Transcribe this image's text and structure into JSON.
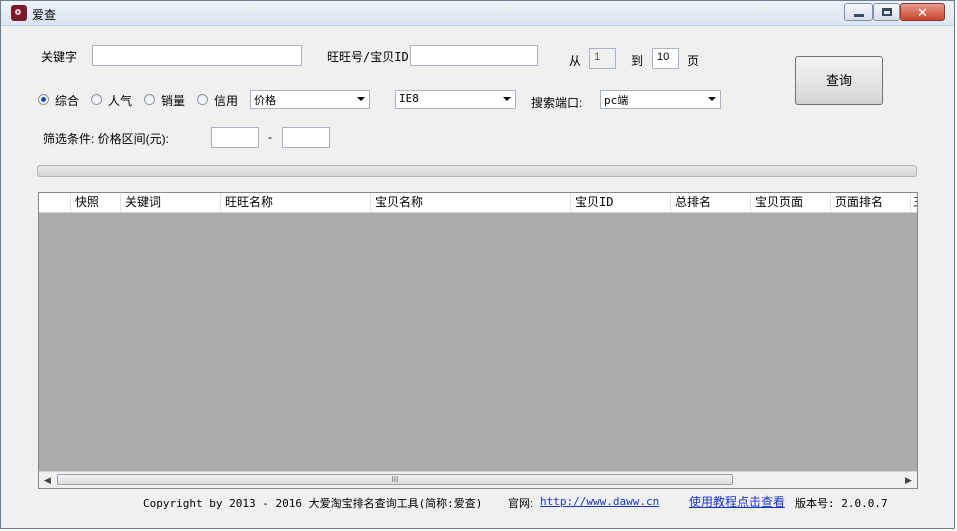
{
  "window": {
    "title": "爱查"
  },
  "titlebar": {
    "close_glyph": "✕"
  },
  "search": {
    "keyword_label": "关键字",
    "keyword_value": "",
    "wangwang_label": "旺旺号/宝贝ID",
    "wangwang_value": "",
    "from_label": "从",
    "from_value": "1",
    "to_label": "到",
    "to_value": "10",
    "page_label": "页",
    "query_button": "查询"
  },
  "sort": {
    "options": [
      "综合",
      "人气",
      "销量",
      "信用"
    ],
    "selected": "综合",
    "price_select": "价格",
    "browser_select": "IE8",
    "port_label": "搜索端口:",
    "port_select": "pc端"
  },
  "filter": {
    "label": "筛选条件: 价格区间(元):",
    "min_value": "",
    "dash": "-",
    "max_value": ""
  },
  "progress": {
    "value": 0
  },
  "table": {
    "columns": [
      "",
      "快照",
      "关键词",
      "旺旺名称",
      "宝贝名称",
      "宝贝ID",
      "总排名",
      "宝贝页面",
      "页面排名",
      "三"
    ],
    "rows": [],
    "scroll_thumb_glyph": "III",
    "scroll_left_glyph": "◀",
    "scroll_right_glyph": "▶"
  },
  "footer": {
    "copyright": "Copyright by 2013 - 2016 大爱淘宝排名查询工具(简称:爱查)",
    "site_label": "官网:",
    "site_url": "http://www.daww.cn",
    "tutorial_link": "使用教程点击查看",
    "version": "版本号: 2.0.0.7"
  },
  "colors": {
    "accent": "#1c4f9c",
    "link": "#1a33c8",
    "grid_bg": "#ababab"
  }
}
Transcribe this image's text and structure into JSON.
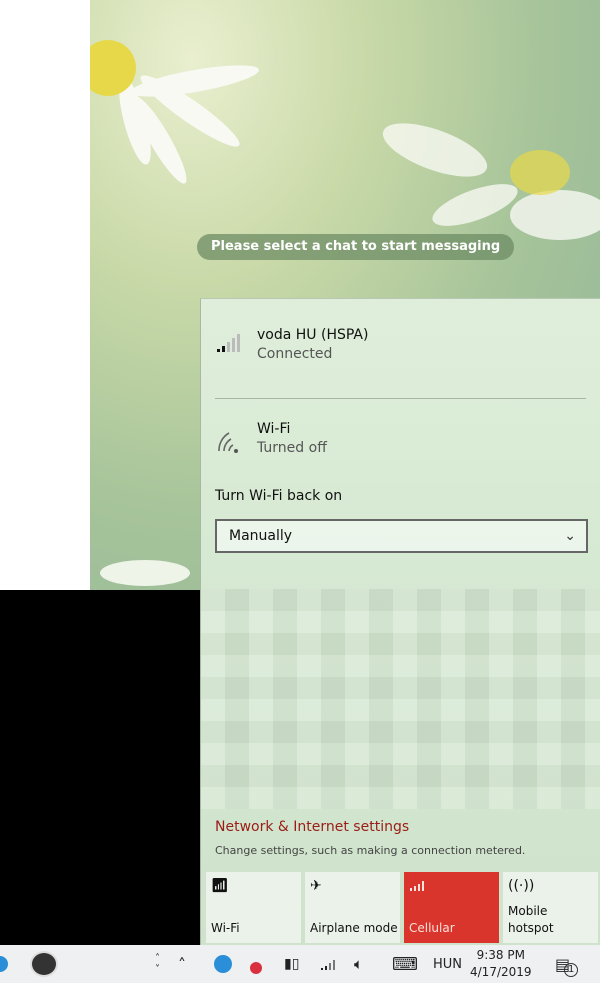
{
  "chat": {
    "placeholder": "Please select a chat to start messaging"
  },
  "cellular": {
    "name": "voda HU (HSPA)",
    "status": "Connected",
    "icon": "signal-bars-icon"
  },
  "wifi": {
    "name": "Wi-Fi",
    "status": "Turned off",
    "icon": "wifi-icon"
  },
  "wifi_back_on": {
    "label": "Turn Wi-Fi back on",
    "selected": "Manually"
  },
  "settings": {
    "link": "Network & Internet settings",
    "description": "Change settings, such as making a connection metered.",
    "link_color": "#9a1c16"
  },
  "quick_actions": [
    {
      "label": "Wi-Fi",
      "icon": "wifi-icon",
      "active": false
    },
    {
      "label": "Airplane mode",
      "icon": "airplane-icon",
      "active": false
    },
    {
      "label": "Cellular",
      "icon": "signal-bars-icon",
      "active": true
    },
    {
      "label": "Mobile hotspot",
      "icon": "hotspot-icon",
      "active": false
    }
  ],
  "accent": "#d9352c",
  "taskbar": {
    "language": "HUN",
    "time": "9:38 PM",
    "date": "4/17/2019",
    "notification_count": "1"
  }
}
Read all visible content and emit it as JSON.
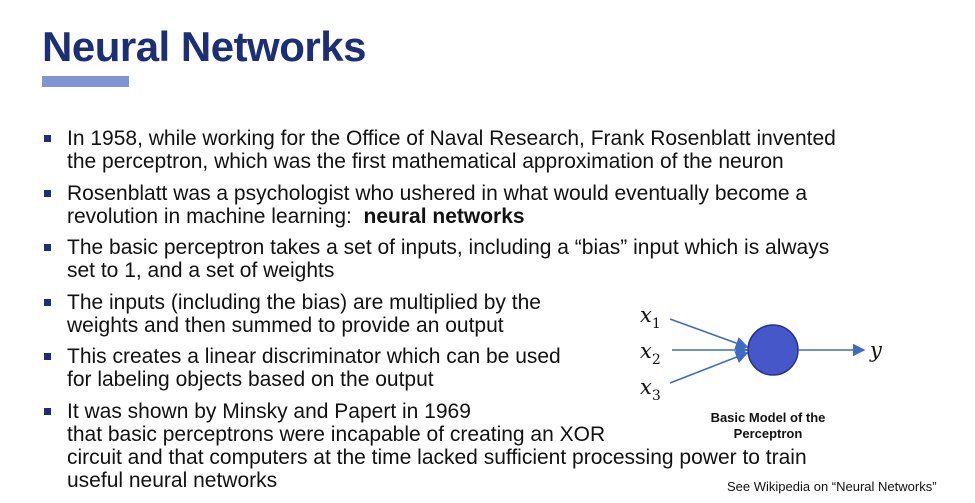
{
  "title": "Neural Networks",
  "bullets": [
    {
      "line1": "In 1958, while working for the Office of Naval Research, Frank Rosenblatt invented",
      "line2": "the perceptron, which was the first mathematical approximation of the neuron"
    },
    {
      "line1": "Rosenblatt was a psychologist who ushered in what would eventually become a",
      "line2_prefix": "revolution in machine learning:  ",
      "line2_bold": "neural networks"
    },
    {
      "line1": "The basic perceptron takes a set of inputs, including a “bias” input which is always",
      "line2": "set to 1, and a set of weights"
    },
    {
      "line1": "The inputs (including the bias) are multiplied by the",
      "line2": "weights and then summed to provide an output"
    },
    {
      "line1": "This creates a linear discriminator which can be used",
      "line2": "for labeling objects based on the output"
    },
    {
      "line1": "It was shown by Minsky and Papert in 1969",
      "line2": "that basic perceptrons were incapable of creating an XOR",
      "line3": "circuit and that computers at the time lacked sufficient processing power to train",
      "line4": "useful neural networks"
    }
  ],
  "diagram": {
    "inputs": [
      {
        "var": "x",
        "sub": "1"
      },
      {
        "var": "x",
        "sub": "2"
      },
      {
        "var": "x",
        "sub": "3"
      }
    ],
    "output": "y",
    "caption_line1": "Basic Model of the",
    "caption_line2": "Perceptron",
    "node_color": "#4557c9",
    "line_color": "#3f6bc4"
  },
  "footnote": "See Wikipedia on “Neural Networks”"
}
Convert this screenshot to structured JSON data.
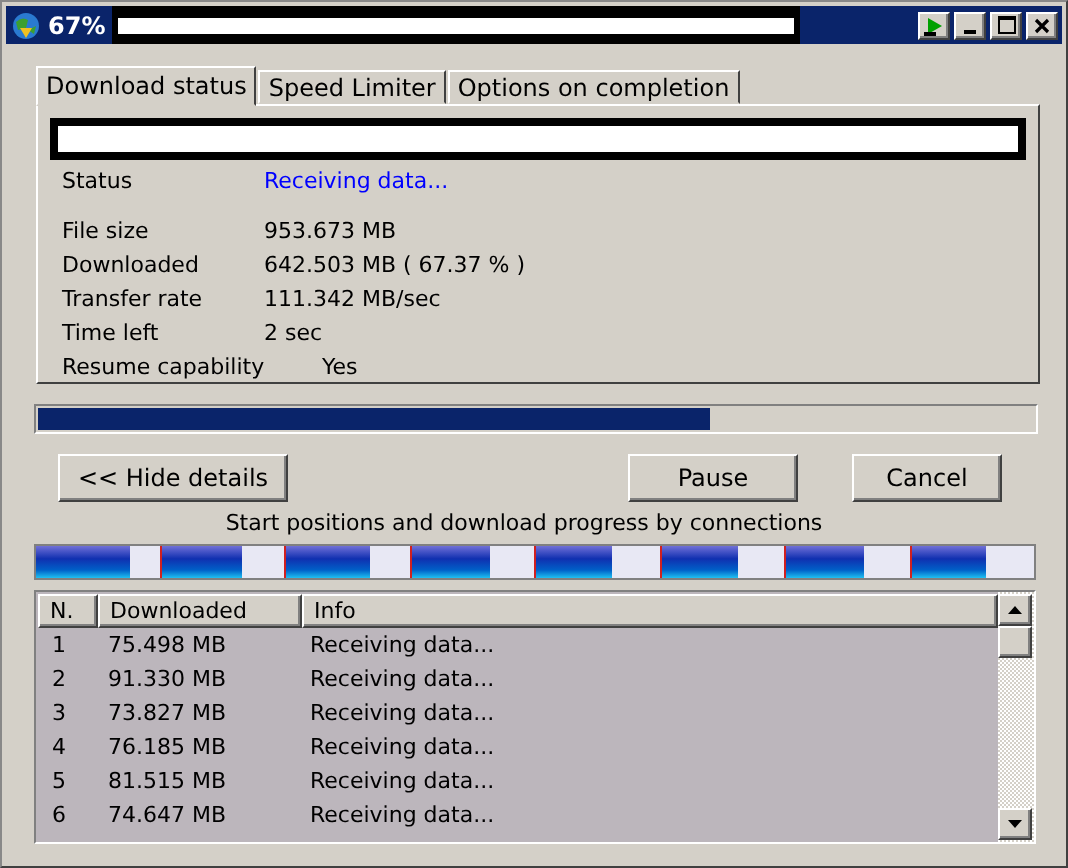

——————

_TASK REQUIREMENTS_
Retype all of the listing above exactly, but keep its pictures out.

_WRITTEN REPLY_
Transcribe this image's text and structure into JSON.
{
  "window": {
    "title": "爱查"
  },
  "titlebar": {
    "close_glyph": "✕"
  },
  "search": {
    "keyword_label": "关键字",
    "keyword_value": "",
    "wangwang_label": "旺旺号/宝贝ID",
    "wangwang_value": "",
    "from_label": "从",
    "from_value": "1",
    "to_label": "到",
    "to_value": "10",
    "page_label": "页",
    "query_button": "查询"
  },
  "sort": {
    "options": [
      "综合",
      "人气",
      "销量",
      "信用"
    ],
    "selected": "综合",
    "price_select": "价格",
    "browser_select": "IE8",
    "port_label": "搜索端口:",
    "port_select": "pc端"
  },
  "filter": {
    "label": "筛选条件: 价格区间(元):",
    "min_value": "",
    "dash": "-",
    "max_value": ""
  },
  "progress": {
    "value": 0
  },
  "table": {
    "columns": [
      "",
      "快照",
      "关键词",
      "旺旺名称",
      "宝贝名称",
      "宝贝ID",
      "总排名",
      "宝贝页面",
      "页面排名",
      "三"
    ],
    "rows": [],
    "scroll_thumb_glyph": "III",
    "scroll_left_glyph": "◀",
    "scroll_right_glyph": "▶"
  },
  "footer": {
    "copyright": "Copyright by 2013 - 2016 大爱淘宝排名查询工具(简称:爱查)",
    "site_label": "官网:",
    "site_url": "http://www.daww.cn",
    "tutorial_link": "使用教程点击查看",
    "version": "版本号: 2.0.0.7"
  },
  "colors": {
    "accent": "#1c4f9c",
    "link": "#1a33c8",
    "grid_bg": "#ababab"
  }
}
Transcribe this image's text and structure into JSON.
{
  "chat": {
    "placeholder": "Please select a chat to start messaging"
  },
  "cellular": {
    "name": "voda HU (HSPA)",
    "status": "Connected",
    "icon": "signal-bars-icon"
  },
  "wifi": {
    "name": "Wi-Fi",
    "status": "Turned off",
    "icon": "wifi-icon"
  },
  "wifi_back_on": {
    "label": "Turn Wi-Fi back on",
    "selected": "Manually"
  },
  "settings": {
    "link": "Network & Internet settings",
    "description": "Change settings, such as making a connection metered.",
    "link_color": "#9a1c16"
  },
  "quick_actions": [
    {
      "label": "Wi-Fi",
      "icon": "wifi-icon",
      "active": false
    },
    {
      "label": "Airplane mode",
      "icon": "airplane-icon",
      "active": false
    },
    {
      "label": "Cellular",
      "icon": "signal-bars-icon",
      "active": true
    },
    {
      "label": "Mobile hotspot",
      "icon": "hotspot-icon",
      "active": false
    }
  ],
  "accent": "#d9352c",
  "taskbar": {
    "language": "HUN",
    "time": "9:38 PM",
    "date": "4/17/2019",
    "notification_count": "1"
  }
}
Read all visible content and emit it as JSON.
{
  "title": "Neural Networks",
  "bullets": [
    {
      "line1": "In 1958, while working for the Office of Naval Research, Frank Rosenblatt invented",
      "line2": "the perceptron, which was the first mathematical approximation of the neuron"
    },
    {
      "line1": "Rosenblatt was a psychologist who ushered in what would eventually become a",
      "line2_prefix": "revolution in machine learning:  ",
      "line2_bold": "neural networks"
    },
    {
      "line1": "The basic perceptron takes a set of inputs, including a “bias” input which is always",
      "line2": "set to 1, and a set of weights"
    },
    {
      "line1": "The inputs (including the bias) are multiplied by the",
      "line2": "weights and then summed to provide an output"
    },
    {
      "line1": "This creates a linear discriminator which can be used",
      "line2": "for labeling objects based on the output"
    },
    {
      "line1": "It was shown by Minsky and Papert in 1969",
      "line2": "that basic perceptrons were incapable of creating an XOR",
      "line3": "circuit and that computers at the time lacked sufficient processing power to train",
      "line4": "useful neural networks"
    }
  ],
  "diagram": {
    "inputs": [
      {
        "var": "x",
        "sub": "1"
      },
      {
        "var": "x",
        "sub": "2"
      },
      {
        "var": "x",
        "sub": "3"
      }
    ],
    "output": "y",
    "caption_line1": "Basic Model of the",
    "caption_line2": "Perceptron",
    "node_color": "#4557c9",
    "line_color": "#3f6bc4"
  },
  "footnote": "See Wikipedia on “Neural Networks”"
}
Convert this screenshot to structured JSON data.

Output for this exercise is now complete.